§ Records from a collection
>>>>>

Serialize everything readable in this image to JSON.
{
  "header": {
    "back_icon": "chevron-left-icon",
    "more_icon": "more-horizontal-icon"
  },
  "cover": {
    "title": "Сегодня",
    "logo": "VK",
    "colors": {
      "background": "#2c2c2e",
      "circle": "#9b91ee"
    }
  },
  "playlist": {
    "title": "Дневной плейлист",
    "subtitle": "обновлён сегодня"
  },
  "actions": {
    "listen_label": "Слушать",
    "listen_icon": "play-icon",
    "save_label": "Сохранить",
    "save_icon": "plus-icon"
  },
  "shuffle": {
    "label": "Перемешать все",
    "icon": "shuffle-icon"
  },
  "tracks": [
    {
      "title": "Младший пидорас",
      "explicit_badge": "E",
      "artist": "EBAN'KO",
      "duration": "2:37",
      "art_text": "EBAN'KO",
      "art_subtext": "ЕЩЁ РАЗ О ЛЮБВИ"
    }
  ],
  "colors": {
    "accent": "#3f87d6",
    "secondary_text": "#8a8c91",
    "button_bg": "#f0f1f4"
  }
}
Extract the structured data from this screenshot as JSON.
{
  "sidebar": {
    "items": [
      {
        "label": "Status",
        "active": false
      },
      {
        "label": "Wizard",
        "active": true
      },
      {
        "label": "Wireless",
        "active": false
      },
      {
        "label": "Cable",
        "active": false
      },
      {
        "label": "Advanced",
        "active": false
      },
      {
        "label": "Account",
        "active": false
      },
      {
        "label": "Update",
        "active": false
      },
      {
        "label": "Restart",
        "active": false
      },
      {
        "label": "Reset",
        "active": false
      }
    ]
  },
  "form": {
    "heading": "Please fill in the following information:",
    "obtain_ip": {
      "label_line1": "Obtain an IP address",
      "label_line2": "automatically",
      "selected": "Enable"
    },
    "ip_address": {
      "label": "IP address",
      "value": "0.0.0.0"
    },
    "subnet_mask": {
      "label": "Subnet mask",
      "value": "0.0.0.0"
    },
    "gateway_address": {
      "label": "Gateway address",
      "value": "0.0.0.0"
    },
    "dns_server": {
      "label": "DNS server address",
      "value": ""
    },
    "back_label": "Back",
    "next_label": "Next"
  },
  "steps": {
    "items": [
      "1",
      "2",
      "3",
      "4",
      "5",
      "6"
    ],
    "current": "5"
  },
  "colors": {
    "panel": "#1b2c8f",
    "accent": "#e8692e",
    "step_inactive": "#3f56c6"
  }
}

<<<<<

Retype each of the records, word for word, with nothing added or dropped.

Serialize everything readable in this image to JSON.
{
  "header": {
    "back_icon": "chevron-left-icon",
    "more_icon": "more-horizontal-icon"
  },
  "cover": {
    "title": "Сегодня",
    "logo": "VK",
    "colors": {
      "background": "#2c2c2e",
      "circle": "#9b91ee"
    }
  },
  "playlist": {
    "title": "Дневной плейлист",
    "subtitle": "обновлён сегодня"
  },
  "actions": {
    "listen_label": "Слушать",
    "listen_icon": "play-icon",
    "save_label": "Сохранить",
    "save_icon": "plus-icon"
  },
  "shuffle": {
    "label": "Перемешать все",
    "icon": "shuffle-icon"
  },
  "tracks": [
    {
      "title": "Младший пидорас",
      "explicit_badge": "E",
      "artist": "EBAN'KO",
      "duration": "2:37",
      "art_text": "EBAN'KO",
      "art_subtext": "ЕЩЁ РАЗ О ЛЮБВИ"
    }
  ],
  "colors": {
    "accent": "#3f87d6",
    "secondary_text": "#8a8c91",
    "button_bg": "#f0f1f4"
  }
}
Extract the structured data from this screenshot as JSON.
{
  "sidebar": {
    "items": [
      {
        "label": "Status",
        "active": false
      },
      {
        "label": "Wizard",
        "active": true
      },
      {
        "label": "Wireless",
        "active": false
      },
      {
        "label": "Cable",
        "active": false
      },
      {
        "label": "Advanced",
        "active": false
      },
      {
        "label": "Account",
        "active": false
      },
      {
        "label": "Update",
        "active": false
      },
      {
        "label": "Restart",
        "active": false
      },
      {
        "label": "Reset",
        "active": false
      }
    ]
  },
  "form": {
    "heading": "Please fill in the following information:",
    "obtain_ip": {
      "label_line1": "Obtain an IP address",
      "label_line2": "automatically",
      "selected": "Enable"
    },
    "ip_address": {
      "label": "IP address",
      "value": "0.0.0.0"
    },
    "subnet_mask": {
      "label": "Subnet mask",
      "value": "0.0.0.0"
    },
    "gateway_address": {
      "label": "Gateway address",
      "value": "0.0.0.0"
    },
    "dns_server": {
      "label": "DNS server address",
      "value": ""
    },
    "back_label": "Back",
    "next_label": "Next"
  },
  "steps": {
    "items": [
      "1",
      "2",
      "3",
      "4",
      "5",
      "6"
    ],
    "current": "5"
  },
  "colors": {
    "panel": "#1b2c8f",
    "accent": "#e8692e",
    "step_inactive": "#3f56c6"
  }
}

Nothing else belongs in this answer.